Let’s Take it Offline: Boosting Brute-Force Attacks on iPhone's User Authentication through SCA


Conference / Medium

Research Hub

Research Hub B: Eingebettete Sicherheit

Research Challenges

RC 6: Next-Generation Implementation Security

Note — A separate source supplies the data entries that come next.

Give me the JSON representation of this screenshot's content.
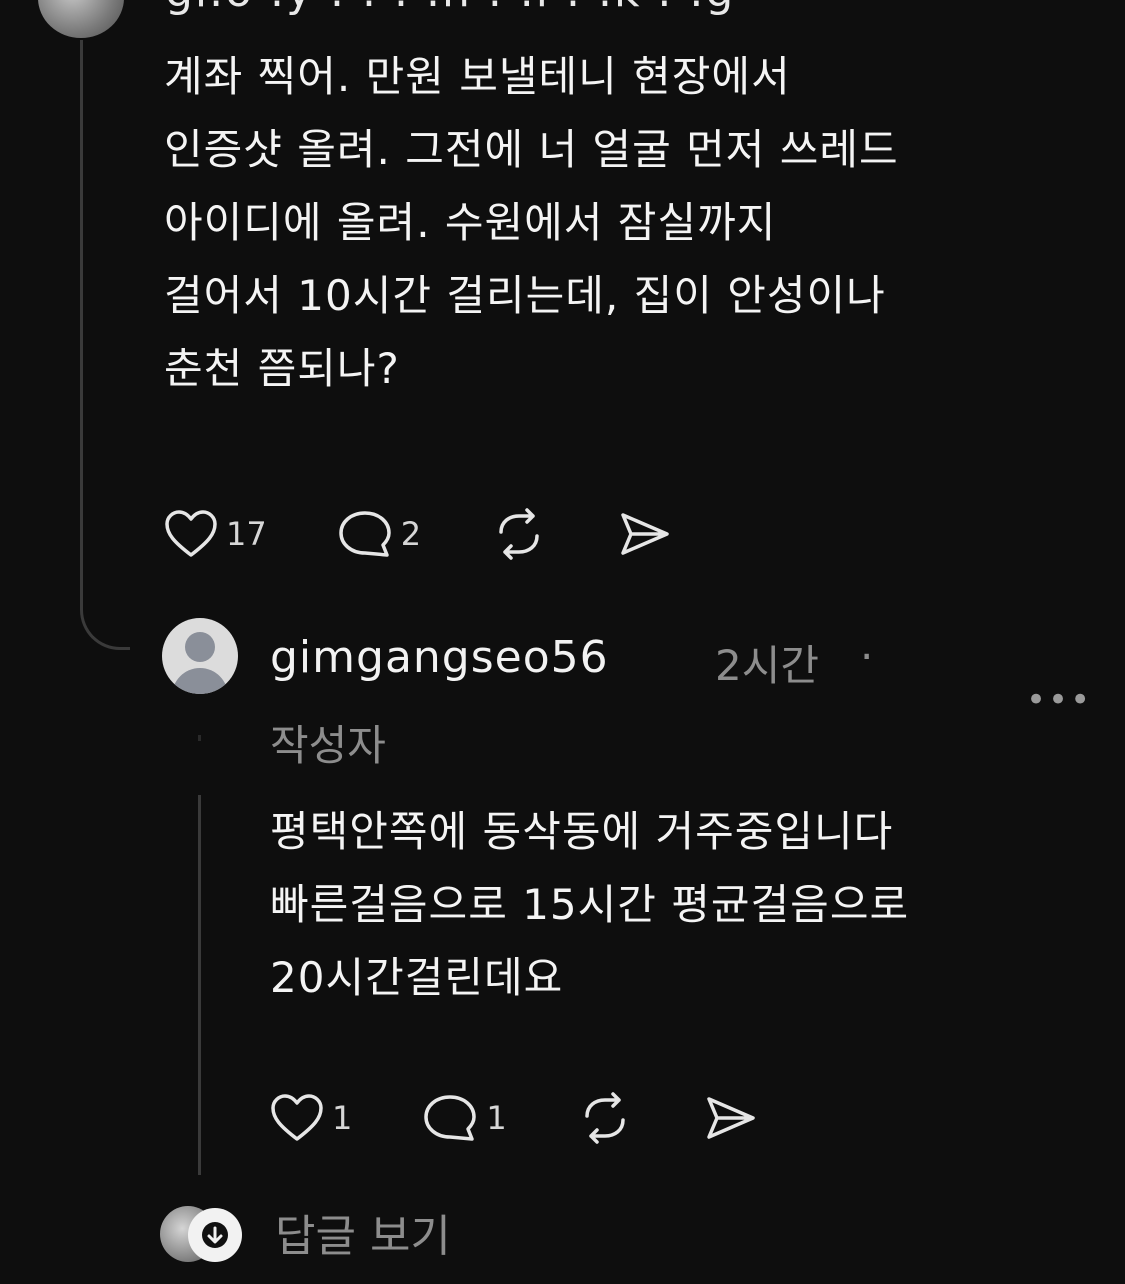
{
  "post1": {
    "header_cut": "gi.o .y . . . .h . .l . .k . .g",
    "text": "계좌 찍어. 만원 보낼테니 현장에서\n인증샷 올려. 그전에 너 얼굴 먼저 쓰레드\n아이디에 올려. 수원에서 잠실까지\n걸어서 10시간 걸리는데, 집이 안성이나\n춘천 쯤되나?",
    "like_count": "17",
    "comment_count": "2"
  },
  "reply": {
    "username": "gimgangseo56",
    "time": "2시간",
    "separator": "·",
    "author_badge": "작성자",
    "more": "•••",
    "text": "평택안쪽에 동삭동에 거주중입니다\n빠른걸음으로 15시간 평균걸음으로\n20시간걸린데요",
    "like_count": "1",
    "comment_count": "1"
  },
  "view_replies": {
    "label": "답글 보기"
  },
  "icons": {
    "like": "heart-icon",
    "comment": "comment-bubble-icon",
    "repost": "repost-icon",
    "share": "send-icon",
    "expand": "arrow-down-icon"
  },
  "colors": {
    "background": "#0e0e0e",
    "text": "#f4f4f4",
    "muted": "#8d8d8d"
  }
}
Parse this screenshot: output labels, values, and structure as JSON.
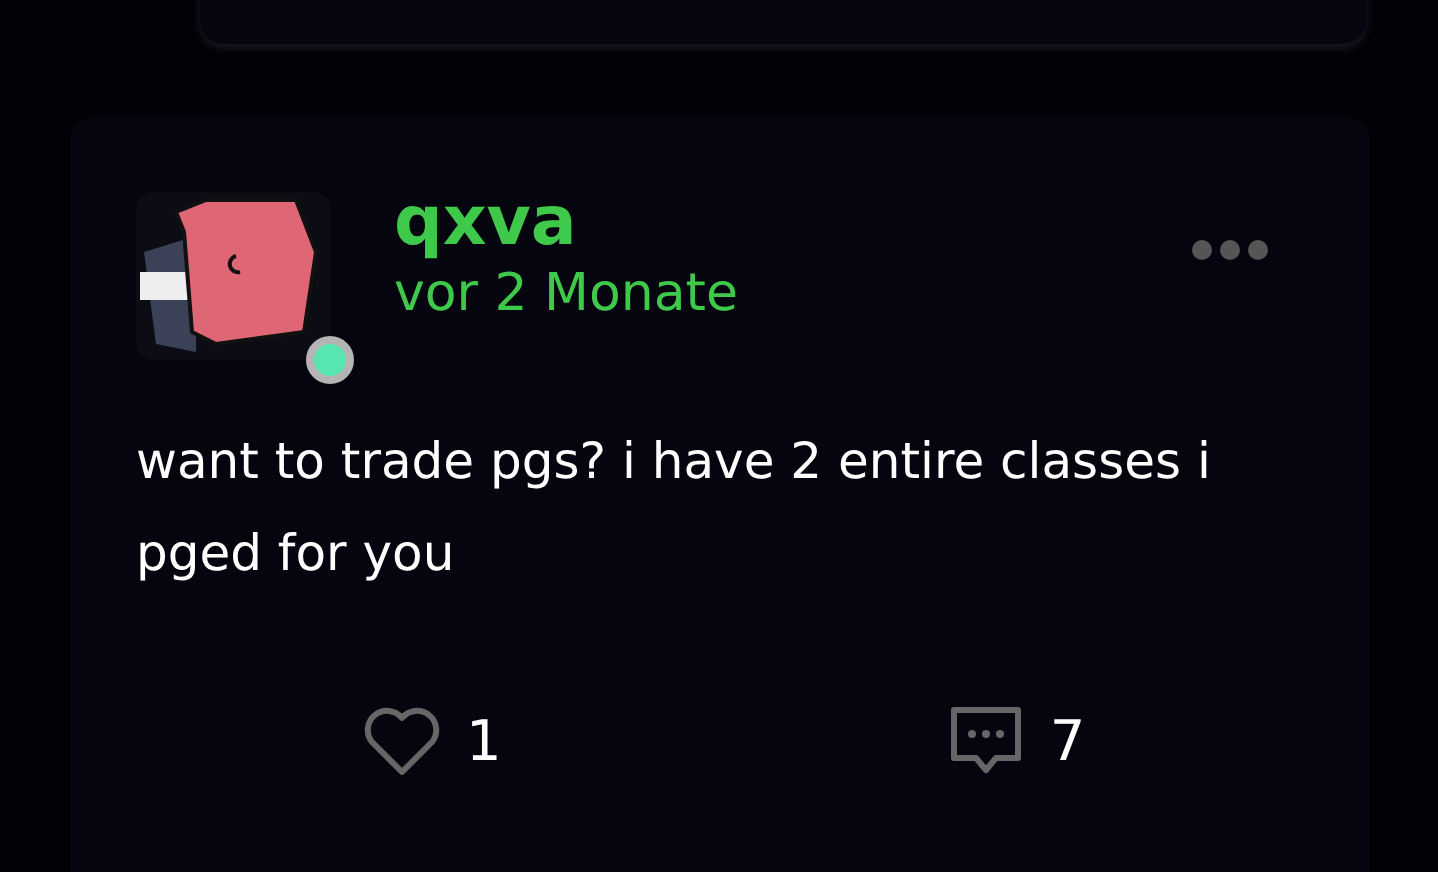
{
  "post": {
    "author": "qxva",
    "time": "vor 2 Monate",
    "online": true,
    "text": "want to trade pgs? i have 2 entire classes i pged for you",
    "liked": false,
    "likes": "1",
    "comments": "7"
  }
}
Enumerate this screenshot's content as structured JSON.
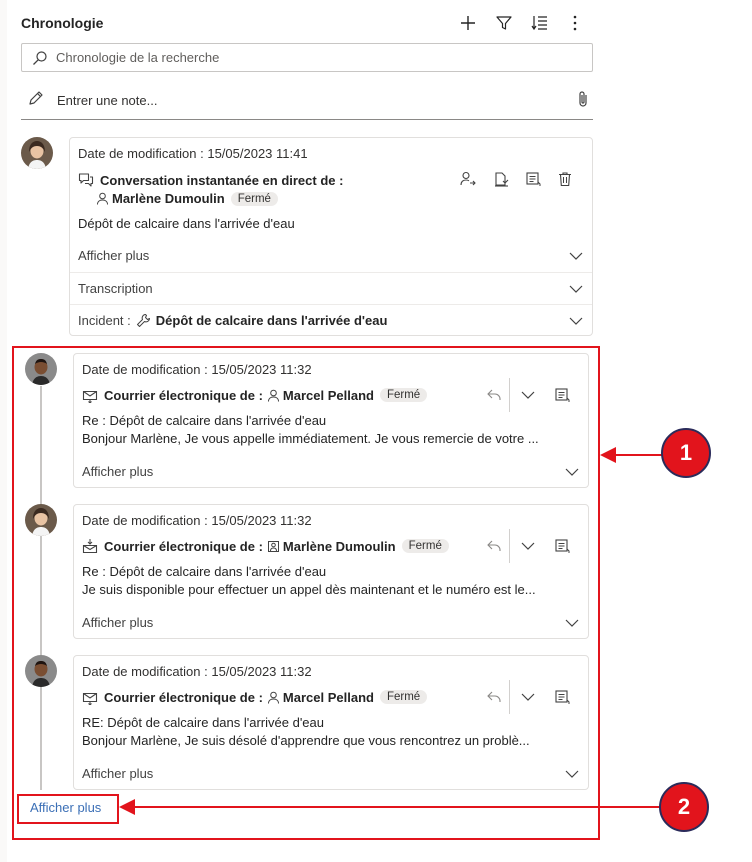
{
  "header": {
    "title": "Chronologie"
  },
  "search": {
    "placeholder": "Chronologie de la recherche"
  },
  "note": {
    "placeholder": "Entrer une note..."
  },
  "records": [
    {
      "date_text": "Date de modification : 15/05/2023 11:41",
      "type_label": "Conversation instantanée en direct de :",
      "person": "Marlène Dumoulin",
      "status": "Fermé",
      "body": [
        "Dépôt de calcaire dans l'arrivée d'eau"
      ],
      "expanders": [
        "Afficher plus",
        "Transcription"
      ],
      "incident_label": "Incident :",
      "incident_value": "Dépôt de calcaire dans l'arrivée d'eau"
    },
    {
      "date_text": "Date de modification : 15/05/2023 11:32",
      "type_label": "Courrier électronique de :",
      "person": "Marcel Pelland",
      "status": "Fermé",
      "body": [
        "Re : Dépôt de calcaire dans l'arrivée d'eau",
        "Bonjour Marlène, Je vous appelle immédiatement. Je vous remercie de votre ..."
      ],
      "expander": "Afficher plus"
    },
    {
      "date_text": "Date de modification : 15/05/2023 11:32",
      "type_label": "Courrier électronique de :",
      "person": "Marlène Dumoulin",
      "status": "Fermé",
      "body": [
        "Re : Dépôt de calcaire dans l'arrivée d'eau",
        "Je suis disponible pour effectuer un appel dès maintenant et le numéro est le..."
      ],
      "expander": "Afficher plus"
    },
    {
      "date_text": "Date de modification : 15/05/2023 11:32",
      "type_label": "Courrier électronique de :",
      "person": "Marcel Pelland",
      "status": "Fermé",
      "body": [
        "RE: Dépôt de calcaire dans l'arrivée d'eau",
        "Bonjour Marlène, Je suis désolé d'apprendre que vous rencontrez un problè..."
      ],
      "expander": "Afficher plus"
    }
  ],
  "show_more": "Afficher plus",
  "callouts": [
    "1",
    "2"
  ],
  "colors": {
    "callout_red": "#e2141c",
    "link_blue": "#3b6fb6",
    "pill_bg": "#edebe9"
  }
}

In recent years, smartphones have become an increasingly important storage facility for personal sensitive data ranging from photos and credentials up to financial and medical records like credit cards and person’s diseases. Trivially, it is critical to secure this information and only provide access to the genuine and authenticated user. Smartphone vendors have already taken exceptional care to protect user data by the means of various software and hardware security features like code signing, authenticated boot chain, dedicated co-processor and integrated cryptographic engines with hardware fused keys. Despite these obstacles, adversaries have successfully broken through various software protections in the past, leaving only the hardware as the last standing barrier between the attacker and user data. In this work, we build upon existing software vulnerabilities and break through the final barrier by performing the first publicly reported physical Side-Channel Analysis (SCA) attack on an iPhone in order to extract the hardware-fused device-specific User Identifier (UID) key. This key – once at hand – allows the adversary to perform an offline brute-force attack on the user passcode employing an optimized and scalable implementation of the Key Derivation Function (KDF) on a Graphics Processing Unit (GPU) cluster. Once the passcode is revealed, the adversary has full access to all user data stored on the device and possibly in the cloud. As the software exploit enables acquisition and processing of hundreds of millions of traces, this work further shows that an attacker being able to query arbitrary many chosen-data encryption/decryption requests is a realistic model, even for compact systems with advanced software protections, and emphasizes the need for assessing resilience against SCA for a very high number of traces.


Real-world Attacks
Implementation Attacks